WHAT TO WORK ON:
Copy each line below in which the string "icon" occurs.

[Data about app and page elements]
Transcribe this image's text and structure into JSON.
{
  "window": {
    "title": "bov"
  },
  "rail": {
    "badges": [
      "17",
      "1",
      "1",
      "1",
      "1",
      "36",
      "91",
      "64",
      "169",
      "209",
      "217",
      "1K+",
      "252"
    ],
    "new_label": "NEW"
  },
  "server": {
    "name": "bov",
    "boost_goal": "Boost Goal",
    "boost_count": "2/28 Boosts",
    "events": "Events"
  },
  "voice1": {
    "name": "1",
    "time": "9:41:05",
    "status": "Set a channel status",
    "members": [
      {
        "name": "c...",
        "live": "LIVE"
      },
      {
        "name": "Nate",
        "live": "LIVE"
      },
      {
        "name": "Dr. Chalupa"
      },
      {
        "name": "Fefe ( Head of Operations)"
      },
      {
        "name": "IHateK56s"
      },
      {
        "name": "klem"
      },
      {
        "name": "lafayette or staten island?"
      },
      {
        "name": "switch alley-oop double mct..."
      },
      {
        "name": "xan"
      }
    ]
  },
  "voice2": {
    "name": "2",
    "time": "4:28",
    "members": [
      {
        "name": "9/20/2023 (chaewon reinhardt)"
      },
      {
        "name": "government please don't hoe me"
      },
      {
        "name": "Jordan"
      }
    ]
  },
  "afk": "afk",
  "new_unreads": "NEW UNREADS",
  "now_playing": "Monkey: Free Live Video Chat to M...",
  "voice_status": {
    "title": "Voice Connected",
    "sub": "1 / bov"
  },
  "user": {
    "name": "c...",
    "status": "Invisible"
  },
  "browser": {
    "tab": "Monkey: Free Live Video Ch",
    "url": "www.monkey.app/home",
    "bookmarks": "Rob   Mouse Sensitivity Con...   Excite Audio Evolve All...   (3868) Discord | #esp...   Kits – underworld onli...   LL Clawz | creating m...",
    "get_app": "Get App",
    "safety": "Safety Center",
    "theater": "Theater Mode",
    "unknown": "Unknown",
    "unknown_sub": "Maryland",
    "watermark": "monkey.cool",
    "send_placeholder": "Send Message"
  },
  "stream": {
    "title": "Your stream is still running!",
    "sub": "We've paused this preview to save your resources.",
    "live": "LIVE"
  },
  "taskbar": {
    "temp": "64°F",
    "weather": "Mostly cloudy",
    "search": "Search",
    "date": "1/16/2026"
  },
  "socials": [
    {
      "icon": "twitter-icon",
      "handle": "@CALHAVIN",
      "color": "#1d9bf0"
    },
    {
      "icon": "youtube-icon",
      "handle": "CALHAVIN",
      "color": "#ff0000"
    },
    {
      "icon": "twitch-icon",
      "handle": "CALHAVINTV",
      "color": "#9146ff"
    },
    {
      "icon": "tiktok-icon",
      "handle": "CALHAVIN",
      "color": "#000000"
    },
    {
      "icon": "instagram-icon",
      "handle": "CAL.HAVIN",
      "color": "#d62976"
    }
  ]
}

ANSWER SECTION:
      "icon": "twitter-icon",
      "icon": "youtube-icon",
      "icon": "twitch-icon",
      "icon": "tiktok-icon",
      "icon": "instagram-icon",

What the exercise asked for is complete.